━━━━━ SOURCE DATA ━━━━━

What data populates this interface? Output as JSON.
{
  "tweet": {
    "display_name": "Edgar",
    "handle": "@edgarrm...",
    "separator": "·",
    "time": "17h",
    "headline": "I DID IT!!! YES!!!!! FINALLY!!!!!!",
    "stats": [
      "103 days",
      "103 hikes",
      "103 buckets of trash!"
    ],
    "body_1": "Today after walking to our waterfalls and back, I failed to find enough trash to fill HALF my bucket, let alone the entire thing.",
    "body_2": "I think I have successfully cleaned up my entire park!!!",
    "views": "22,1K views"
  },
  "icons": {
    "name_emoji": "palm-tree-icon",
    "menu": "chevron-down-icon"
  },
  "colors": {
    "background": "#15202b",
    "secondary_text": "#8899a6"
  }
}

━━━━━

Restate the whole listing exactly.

What data populates this interface? Output as JSON.
{
  "tweet": {
    "display_name": "Edgar",
    "handle": "@edgarrm...",
    "separator": "·",
    "time": "17h",
    "headline": "I DID IT!!! YES!!!!! FINALLY!!!!!!",
    "stats": [
      "103 days",
      "103 hikes",
      "103 buckets of trash!"
    ],
    "body_1": "Today after walking to our waterfalls and back, I failed to find enough trash to fill HALF my bucket, let alone the entire thing.",
    "body_2": "I think I have successfully cleaned up my entire park!!!",
    "views": "22,1K views"
  },
  "icons": {
    "name_emoji": "palm-tree-icon",
    "menu": "chevron-down-icon"
  },
  "colors": {
    "background": "#15202b",
    "secondary_text": "#8899a6"
  }
}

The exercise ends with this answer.